Reza Tadayon-Nejad, MD, PhD is an Assistant Clinical Professor of psychiatry at UCLA and Visiting Associate faculty in Neuroscience at California Institute of Technology.
He obtained his medical degree from Ahwaz University of Medical Sciences and did a PhD in Neuroscience at Hotchkiss Brain Institute, University of Calgary. He then completed a residency in psychiatry followed by a NIMH-funded T32 fellowship in Neuroscience of Mental Health with focus on psychiatric neuroimaging at the University of Illinois at Chicago before joining UCLA in 2016. He was awarded a mentored NIMH K23 and Brain & Behavior Research Foundation Young Investigator Grant (NARSAD) to study underlying decision-making mechanisms of compulsivity in obsessive-compulsive disorder (OCD).

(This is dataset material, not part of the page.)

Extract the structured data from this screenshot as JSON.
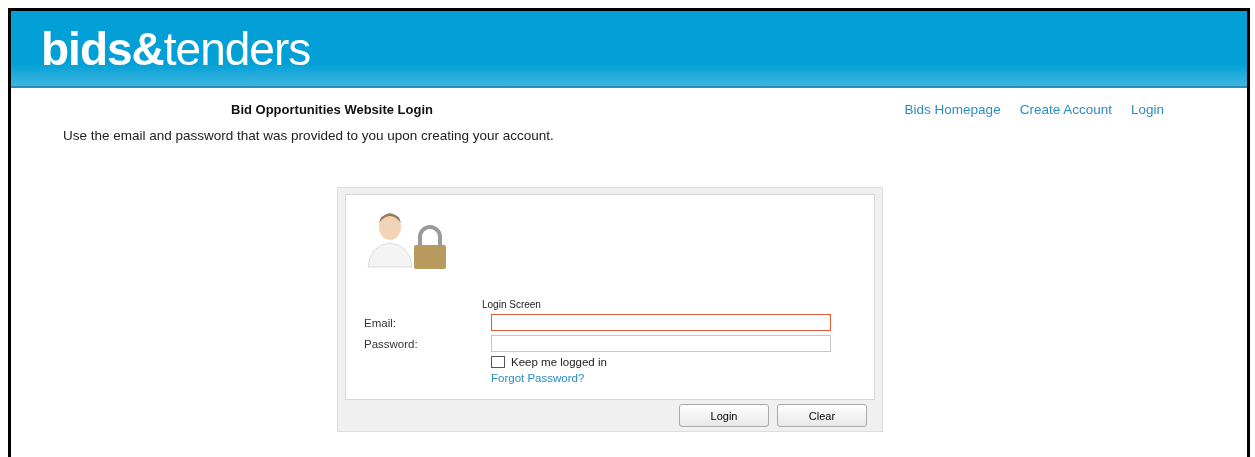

He is a board-certified psychiatrist and involved in the treatment of patients with refractory OCD, depression, and related comorbidities. He is the director of the UCLA OCD Intensive Treatment Program as well as the principal investigator of the UCLA OCD deep brain stimulation (DBS) treatment program. He is also a staff psychiatrist at UCLA TMS clinical and research service. Email: RTadayonNejad@mednet.ucla.edu
Stephanie Chu is a 2nd year neuroscience PhD student mentored by Drs. Reza Tadayon-Nejad and Andrew Leuchter. She is interested in using brain stimulation, functional neuroimaging, as well as electrophysiology to study brain dynamics within psychiatric disorders. Using functional magnetic resonance imaging (fMRI) and electroencephalography (EEG), she examines the effects of brain stimulation on network dynamics, clinical outcomes, and decision-making measures within OCD and depression patients. In collaboration with the O’Doherty lab at Caltech, she also explores the intrinsic brain networks involved in decision-making by analyzing resting state fMRI data within healthy participants and psychiatric patients. Previously, Stephanie has worked as a research assistant in the Dementia Imaging Genetics lab at UCSF under the mentorship of Dr. Suzee Lee.
Emmily Hovhannisyan graduated from the University of California, Los Angeles (UCLA) with a B.A. in psychology. As a research associate for Dr. Tadayon-Nejad, Emmily manages multiple studies. She primarily works on our projects examining the impact of neuromodulation on decision-making in obsessive-compulsive disorder (OCD). Additionally, she investigates the use of neuromodulation as a treatment for depression. Email: EHovhannisyan@mednet.ucla.edu
Joel Diaz is a research associate in the Department of Psychiatry and Biobehavioral Sciences. He graduated from Florida State University with a B.S. in Psychology and is currently enrolled in a Masters in Data Science program at Lewis University. He has a broad range of research interests, but his focus is on the use of psychophysiological measures and neuromodulation techniques in the study and treatment of neuropsychiatric disorders. Joel currently leads neuromodulation sessions for our OCD studies and performs DTI analysis for motivation-reward brain circuitry.
Dov Lerman-Sinkoff MD PhD (he/him) is a PGY3 resident in the UCLA Psychiatry Research Track interested in improving the understanding of brain-behavior relationships implicated in cognitive alterations in psychiatric illnesses and the use of neuromodulation to improve functional outcomes. He obtained his BSE in Biomedical Engineering with a focus in Electrical Engineering at the University of Michigan. He obtained his MD and PhD in Biomedical Engineering at Washington University in St. Louis under the mentorship of Dr. Deanna Barch. During his PhD, he used multimodal neuroimaging methods to simultaneously decompose structural, resting state functional connectivity, and task functional MRI data and examined relationships between the identified imaging patterns and cognitive control performance in a healthy community participant sample from the Human Connectome Project and in a transdiagnostic sample of persons with psychosis. Here at UCLA, he is working with Dr. Reza Tadayon-Nejad to study decision making in obsessive-compulsive disorder and the use of non-invasive neuromodulation to alter neural activity with the goal of lessening symptom burden and improving performance.
Clinical Research Staff
Zoe Hartman is a behavioral therapist working at the UCLA OCD Intensive Treatment Program, providing both individual and group therapy. She is also involved in the recruitment and psychologic assessment process for various ongoing research projects, including Dr. Tadayon-Nejad’s OCD research studies. She is a graduate of Columbia University School of Social Work.
Riddhi Rane (Medical Student at Texas A&M College of Medicine)
Geena Conde (Medical Student at UCLA)
Andrew F. Leuchter, MD (UCLA)
John P. O’Doherty, PhD (Caltech)
Jamie D. Feusner, MD (University of Toronto)
Ausaf A. Bari, MD, PhD (UCLA)
Jeff Cockburn, PhD (Caltech)
Evangelia Tsolaki, PhD (UCLA)
Juliana Corlier, PhD (UCLA)
Stuart Murray, PhD (USC)